Facebook Inc Vice President of Global Affairs, Nick Clegg, said on Sunday in a CNN interview that the Menlo Park, California-headquartered social networking monolith would set off a new course of action aimed at turning teens away from harmful contents, as US lawmakers kept slapping the social networking giant on potential impacts of Facebook and its subsidiaries like of Instagram over the teens’ mental health.

Aside from that, speaking in a CNN program “State of the Union,” Clegg had shared a concept of further flexibility in regulators’ access to Facebook algorithms which are usually exploited to amp up contents, however, Clegg also had said he would not be able to answer whether Facebook Inc’s algorithm had encouraged the mob who had attacked the US Capitol on January 6.

In point of fact, latest remarks from Clegg came forth just days after a former Facebook employee who turned to a whistleblower, Frances Haugen, had testified about Facebook Inc’s role in Capitol Hill riot and how the social media giant had been stimulating people to post harmful contents, eventually stabbing young people’s mental health.

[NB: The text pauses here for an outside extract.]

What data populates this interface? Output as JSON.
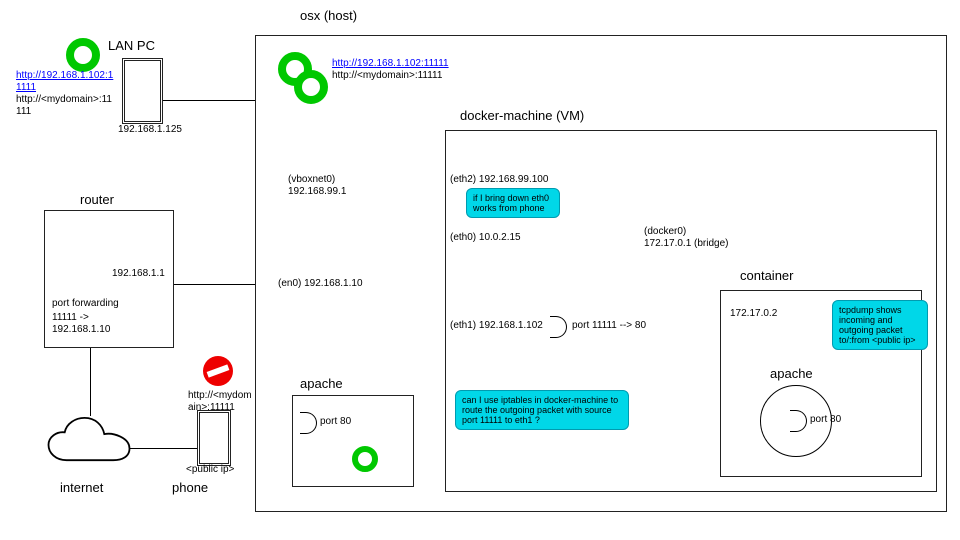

Haugen left Facebook Inc back in May this year.

Facebook says will try to nudge young people away from harmful contents

Meanwhile, Clegg added Facebook Inc’s algorithms should be held accountable by regulation, if necessary.

Besides, Clegg said in Sunday’s interview with CNN, “We're going to introduce something which I think will make a considerable difference, which is where our systems see that the teenager is looking at the same content over and over again and its content which may not be conducive to their well-being, we will nudge them to look at other content.

We're introducing something called, 'take a break,' where we will be prompting teens to just simply just take a break from using Instagram,” illustrating a likely vague attempt to fend off sharp criticisms from a flurry of lawmakers and activists, suggested analyst.